Have you ever experienced dizziness or nausea while reading in cars? You’re not alone! It’s a common phenomenon, and there’s a scientific reason behind it. When you’re reading a book or looking at your phone in a moving vehicle, your eyes are focused on a stationary object while your body senses motion.
For some people, car journeys are the perfect time to relax and catch up on your favourite book.
For others, the thought of being a passenger in any moving vehicle is enough to make you nauseous, dizzy, and regretful that you ever agreed to a road trip.
So why is it that some people get motion sick in cars, and why the hell does reading in cars make it worse?
Well, neuroscientist and author Dean Burnett has the answer. In an article published by The Sun, Burnett puts motion sickness down to our “idiot brains” which think that they’re being poisoned.
It turns out that back in the day when hunters and gatherers were normal, and we spent our days fearing for our lives from predators and plants out to kill, we became hyper-vigilant. This vigilance was a kind of stress response that caused sickness at the first sign that something might be up, like poisoning.
Modern human beings can’t really see anything abnormal about sitting in the back and enjoying a guilty paperback, but the cavemen who live in our brains are a little slower on the uptake. In an interview with NPR, Burnett had this to say:
“When you think about it, moving shouldn’t make us sick. We move around all the time. We’re a very mobile species. So”¦ why would moving suddenly make us want to throw up?“
Apparently, it all comes down to the way we move around, relying on vehicles instead of our own bodies.
“When we’re in a vehicle like a car or a train, or a ship especially, you’re not actually physically moving. Your body is still. You’re sat down. You’ve got no signals from the muscles saying we are moving right now your muscles are saying we are stationary.”
However, while your muscles might say you’re stationary, other parts of your body do not. The fluid in your ears, for example, continues to move, which informs the body that you’re still in motion, despite your muscles, nerves and eyes claiming it isn’t true. What you end up with is mixed messages from a sensory confusion, which happens to be exactly the kind of sensory mismatch that we experience when we’re being poisoned.

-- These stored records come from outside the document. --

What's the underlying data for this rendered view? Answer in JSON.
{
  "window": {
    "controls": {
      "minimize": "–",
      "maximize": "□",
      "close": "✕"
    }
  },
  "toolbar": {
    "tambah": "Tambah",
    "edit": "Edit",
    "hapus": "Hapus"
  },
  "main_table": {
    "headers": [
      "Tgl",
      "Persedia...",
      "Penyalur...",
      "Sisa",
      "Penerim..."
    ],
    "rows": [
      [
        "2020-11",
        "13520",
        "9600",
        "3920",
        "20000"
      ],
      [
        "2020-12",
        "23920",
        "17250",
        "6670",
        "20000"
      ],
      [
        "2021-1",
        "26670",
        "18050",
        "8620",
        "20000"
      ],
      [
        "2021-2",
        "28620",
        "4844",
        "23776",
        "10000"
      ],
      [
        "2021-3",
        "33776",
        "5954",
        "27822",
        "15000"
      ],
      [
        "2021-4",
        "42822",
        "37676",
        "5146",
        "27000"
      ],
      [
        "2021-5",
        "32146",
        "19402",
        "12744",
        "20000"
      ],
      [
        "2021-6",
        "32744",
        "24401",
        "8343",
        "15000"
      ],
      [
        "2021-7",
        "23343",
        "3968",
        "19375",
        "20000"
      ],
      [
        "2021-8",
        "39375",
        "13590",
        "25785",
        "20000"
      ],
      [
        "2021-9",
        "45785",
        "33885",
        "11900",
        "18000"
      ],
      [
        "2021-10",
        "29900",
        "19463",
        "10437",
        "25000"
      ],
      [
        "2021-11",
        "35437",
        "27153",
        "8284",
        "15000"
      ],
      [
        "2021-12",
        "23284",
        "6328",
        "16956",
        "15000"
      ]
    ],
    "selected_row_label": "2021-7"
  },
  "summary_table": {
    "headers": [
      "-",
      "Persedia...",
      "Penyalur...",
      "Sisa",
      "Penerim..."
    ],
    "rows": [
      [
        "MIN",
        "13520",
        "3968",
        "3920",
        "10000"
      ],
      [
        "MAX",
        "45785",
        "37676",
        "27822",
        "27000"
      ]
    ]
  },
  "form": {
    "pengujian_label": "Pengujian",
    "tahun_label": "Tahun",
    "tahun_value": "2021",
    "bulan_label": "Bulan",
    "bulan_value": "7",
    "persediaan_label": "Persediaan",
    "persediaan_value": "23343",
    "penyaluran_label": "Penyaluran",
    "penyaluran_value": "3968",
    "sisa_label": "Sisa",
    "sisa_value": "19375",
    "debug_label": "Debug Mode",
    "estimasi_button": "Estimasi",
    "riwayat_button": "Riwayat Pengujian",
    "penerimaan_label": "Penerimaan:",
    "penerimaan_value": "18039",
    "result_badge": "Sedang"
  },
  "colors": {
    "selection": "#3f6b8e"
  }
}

With your brain fighting itself over whether you’re in one place or in motion— reading in cars, your body is getting the message to throw up and rid yourself of whatever it is that’s making you sick. Burnett says:

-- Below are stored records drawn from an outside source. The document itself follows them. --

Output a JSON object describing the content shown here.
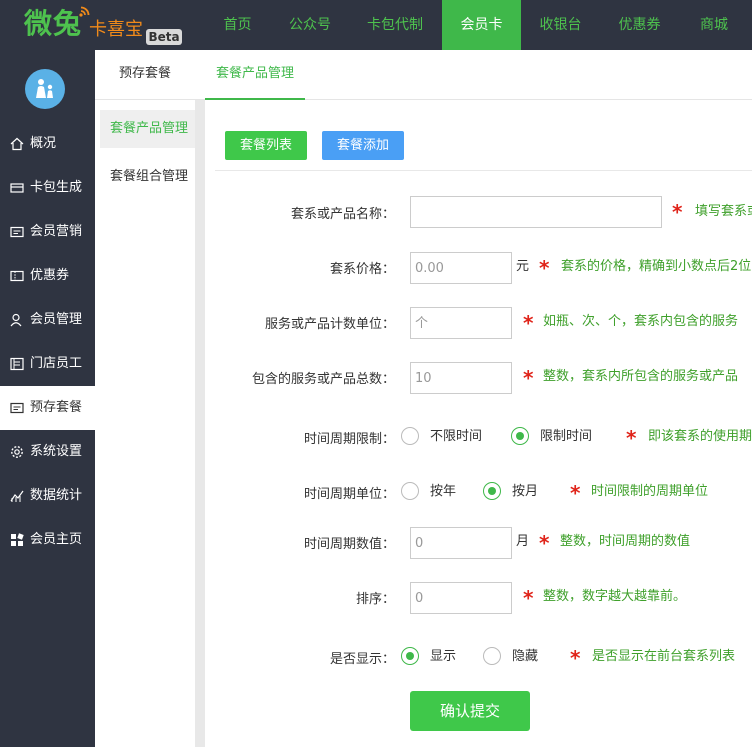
{
  "logo": {
    "brand_main": "微兔",
    "brand_sub": "卡喜宝",
    "beta": "Beta"
  },
  "topnav": {
    "items": [
      {
        "label": "首页"
      },
      {
        "label": "公众号"
      },
      {
        "label": "卡包代制"
      },
      {
        "label": "会员卡"
      },
      {
        "label": "收银台"
      },
      {
        "label": "优惠券"
      },
      {
        "label": "商城"
      }
    ],
    "active": "会员卡"
  },
  "sidebar": {
    "items": [
      {
        "label": "概况",
        "icon": "home-icon"
      },
      {
        "label": "卡包生成",
        "icon": "card-icon"
      },
      {
        "label": "会员营销",
        "icon": "marketing-icon"
      },
      {
        "label": "优惠券",
        "icon": "coupon-icon"
      },
      {
        "label": "会员管理",
        "icon": "user-icon"
      },
      {
        "label": "门店员工",
        "icon": "store-icon"
      },
      {
        "label": "预存套餐",
        "icon": "package-icon"
      },
      {
        "label": "系统设置",
        "icon": "gear-icon"
      },
      {
        "label": "数据统计",
        "icon": "chart-icon"
      },
      {
        "label": "会员主页",
        "icon": "grid-icon"
      }
    ],
    "active": "预存套餐"
  },
  "subheader": {
    "tabs": [
      {
        "label": "预存套餐"
      },
      {
        "label": "套餐产品管理"
      }
    ],
    "active": "套餐产品管理"
  },
  "subnav": {
    "items": [
      {
        "label": "套餐产品管理"
      },
      {
        "label": "套餐组合管理"
      }
    ],
    "active": "套餐产品管理"
  },
  "actions": {
    "list": "套餐列表",
    "add": "套餐添加"
  },
  "form": {
    "name": {
      "label": "套系或产品名称：",
      "value": "",
      "hint": "填写套系或"
    },
    "price": {
      "label": "套系价格：",
      "placeholder": "0.00",
      "unit": "元",
      "hint": "套系的价格，精确到小数点后2位"
    },
    "unit": {
      "label": "服务或产品计数单位：",
      "placeholder": "个",
      "hint": "如瓶、次、个，套系内包含的服务"
    },
    "total": {
      "label": "包含的服务或产品总数：",
      "placeholder": "10",
      "hint": "整数，套系内所包含的服务或产品"
    },
    "time_limit": {
      "label": "时间周期限制：",
      "options": [
        "不限时间",
        "限制时间"
      ],
      "selected": "限制时间",
      "hint": "即该套系的使用期"
    },
    "time_unit": {
      "label": "时间周期单位：",
      "options": [
        "按年",
        "按月"
      ],
      "selected": "按月",
      "hint": "时间限制的周期单位"
    },
    "time_value": {
      "label": "时间周期数值：",
      "placeholder": "0",
      "unit": "月",
      "hint": "整数，时间周期的数值"
    },
    "sort": {
      "label": "排序：",
      "placeholder": "0",
      "hint": "整数，数字越大越靠前。"
    },
    "display": {
      "label": "是否显示：",
      "options": [
        "显示",
        "隐藏"
      ],
      "selected": "显示",
      "hint": "是否显示在前台套系列表"
    },
    "submit": "确认提交"
  },
  "colors": {
    "accent_green": "#3fb84a",
    "hint_green": "#3fa02b",
    "blue_button": "#4a9ff5",
    "dark_bg": "#2f3441",
    "required_star": "#e0241a"
  }
}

“As soon as the brain gets confused by anything like that, it says, ‘Oh, I don’t know what to do, so just be sick, just in case’.” So basically, motion sickness comes from your brain being super vigilant and anxious. Talk about a worry wart!

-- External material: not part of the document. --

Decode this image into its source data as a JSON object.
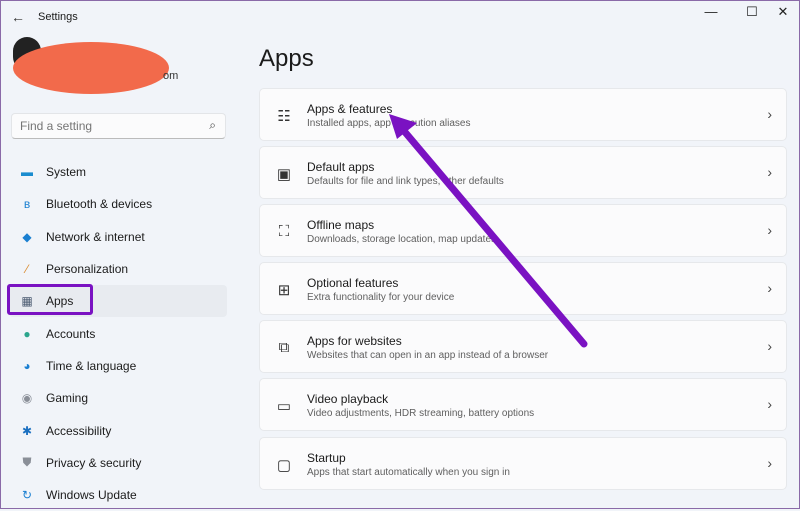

And what about reading?
Well, reading in cars make the sensory mismatch that much worse because instead of looking out of the window, and proving to your brain that you are still in motion, you’re looking at a static page, which just makes everything that much more confusing.
Oh and just in case you were wondering, kids tend to get worse motion sickness because their brains are still developing, and are therefore easier to confuse. The good news is, many people grow out of it by the time they reach adulthood, or at least learn to manage it better!